[Web page and app entries]
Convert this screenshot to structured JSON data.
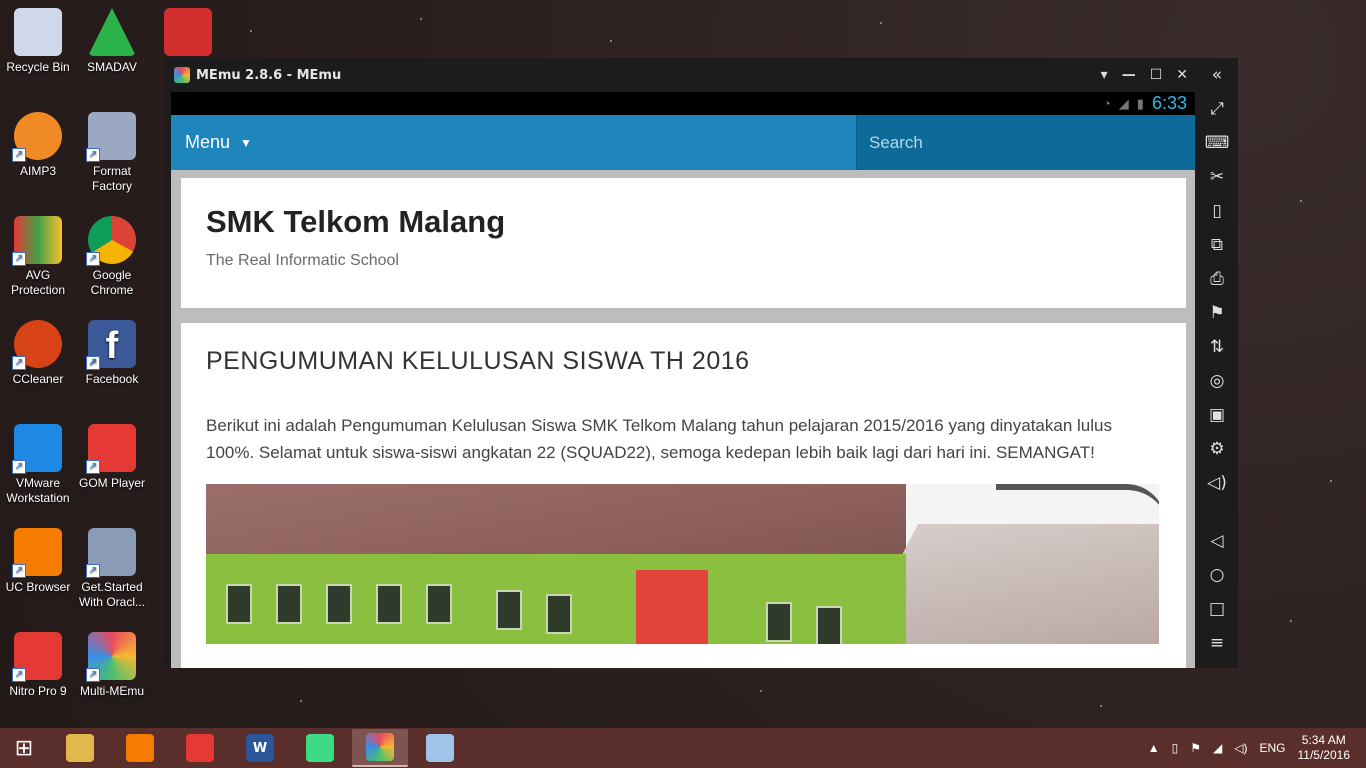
{
  "desktop": {
    "icons": [
      {
        "label": "Recycle Bin",
        "color": "#cfd8e8"
      },
      {
        "label": "SMADAV",
        "color": "#2bb34a"
      },
      {
        "label": "AIMP3",
        "color": "#f08a24"
      },
      {
        "label": "Format Factory",
        "color": "#9aa8c2"
      },
      {
        "label": "AVG Protection",
        "color": "#e53935"
      },
      {
        "label": "Google Chrome",
        "color": "#4caf50"
      },
      {
        "label": "CCleaner",
        "color": "#d84315"
      },
      {
        "label": "Facebook",
        "color": "#3b5998"
      },
      {
        "label": "VMware Workstation",
        "color": "#1e88e5"
      },
      {
        "label": "GOM Player",
        "color": "#e53935"
      },
      {
        "label": "UC Browser",
        "color": "#f57c00"
      },
      {
        "label": "Get.Started With Oracl...",
        "color": "#8a9bb5"
      },
      {
        "label": "Nitro Pro 9",
        "color": "#e53935"
      },
      {
        "label": "Multi-MEmu",
        "color": "#ffffff"
      }
    ]
  },
  "memu": {
    "title": "MEmu 2.8.6 - MEmu",
    "controls": [
      "▾",
      "—",
      "☐",
      "✕"
    ],
    "collapse_icon": "«"
  },
  "android": {
    "status_time": "6:33",
    "nav": {
      "menu_label": "Menu",
      "search_placeholder": "Search"
    },
    "site": {
      "title": "SMK Telkom Malang",
      "description": "The Real Informatic School"
    },
    "post": {
      "title": "PENGUMUMAN KELULUSAN SISWA TH 2016",
      "body": "Berikut ini adalah Pengumuman Kelulusan Siswa SMK Telkom Malang tahun pelajaran 2015/2016 yang dinyatakan lulus 100%. Selamat untuk siswa-siswi angkatan 22 (SQUAD22), semoga kedepan lebih baik lagi dari hari ini. SEMANGAT!"
    }
  },
  "sidebar_tools": [
    "fullscreen-icon",
    "keyboard-icon",
    "scissors-icon",
    "shake-icon",
    "rotate-icon",
    "apk-icon",
    "broom-icon",
    "transfer-icon",
    "mouse-icon",
    "record-icon",
    "settings-icon",
    "volume-icon",
    "back-icon",
    "home-icon",
    "recents-icon",
    "menu-icon"
  ],
  "taskbar": {
    "apps": [
      "file-explorer",
      "uc-browser",
      "gom-player",
      "word",
      "android-studio",
      "memu",
      "paint"
    ],
    "language": "ENG",
    "time": "5:34 AM",
    "date": "11/5/2016"
  }
}
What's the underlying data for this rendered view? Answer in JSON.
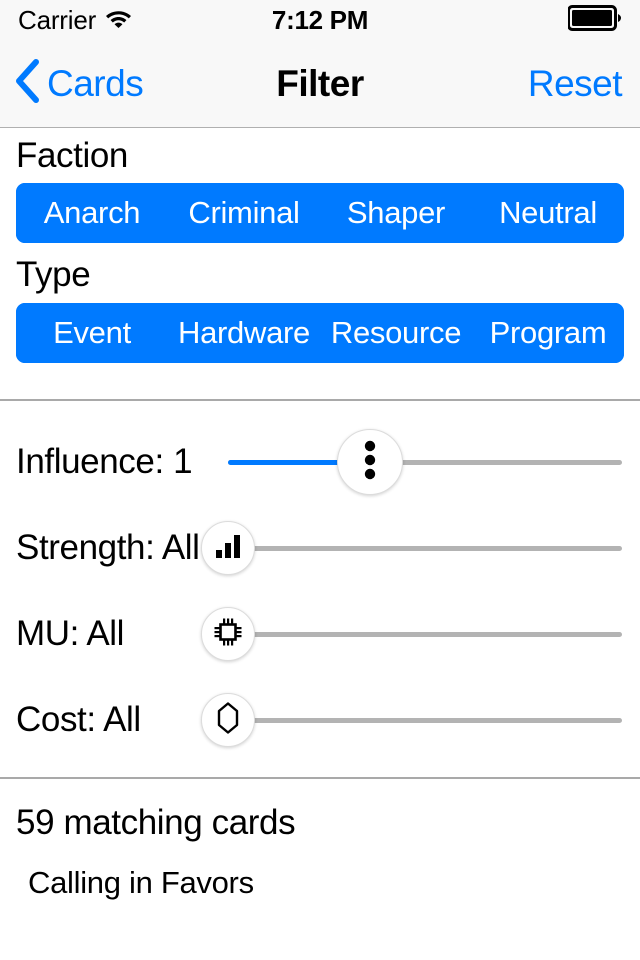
{
  "status_bar": {
    "carrier": "Carrier",
    "wifi_icon": "wifi-icon",
    "time": "7:12 PM",
    "battery_icon": "battery-full-icon"
  },
  "nav_bar": {
    "back_label": "Cards",
    "back_icon": "chevron-left-icon",
    "title": "Filter",
    "reset_label": "Reset"
  },
  "colors": {
    "accent": "#007aff",
    "track_inactive": "#b3b3b3",
    "nav_background": "#f8f8f8",
    "separator": "#a9a9a9"
  },
  "faction": {
    "heading": "Faction",
    "segments": [
      {
        "label": "Anarch",
        "selected": true
      },
      {
        "label": "Criminal",
        "selected": true
      },
      {
        "label": "Shaper",
        "selected": true
      },
      {
        "label": "Neutral",
        "selected": true
      }
    ]
  },
  "type": {
    "heading": "Type",
    "segments": [
      {
        "label": "Event",
        "selected": true
      },
      {
        "label": "Hardware",
        "selected": true
      },
      {
        "label": "Resource",
        "selected": true
      },
      {
        "label": "Program",
        "selected": true
      }
    ]
  },
  "sliders": [
    {
      "name": "influence",
      "label": "Influence: 1",
      "value": "1",
      "fill_percent": 36,
      "thumb_percent": 36,
      "thumb_size": "large",
      "icon": "influence-pips-icon"
    },
    {
      "name": "strength",
      "label": "Strength: All",
      "value": "All",
      "fill_percent": 0,
      "thumb_percent": 0,
      "thumb_size": "small",
      "icon": "strength-bars-icon"
    },
    {
      "name": "mu",
      "label": "MU: All",
      "value": "All",
      "fill_percent": 0,
      "thumb_percent": 0,
      "thumb_size": "small",
      "icon": "memory-chip-icon"
    },
    {
      "name": "cost",
      "label": "Cost: All",
      "value": "All",
      "fill_percent": 0,
      "thumb_percent": 0,
      "thumb_size": "small",
      "icon": "credit-hexagon-icon"
    }
  ],
  "results": {
    "count_label": "59 matching cards",
    "items": [
      {
        "name": "Calling in Favors"
      }
    ]
  }
}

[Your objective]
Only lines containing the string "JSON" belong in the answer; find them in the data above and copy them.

[Response below]
Convert this screenshot to structured JSON data.
What's the underlying data for this rendered view? Answer in JSON.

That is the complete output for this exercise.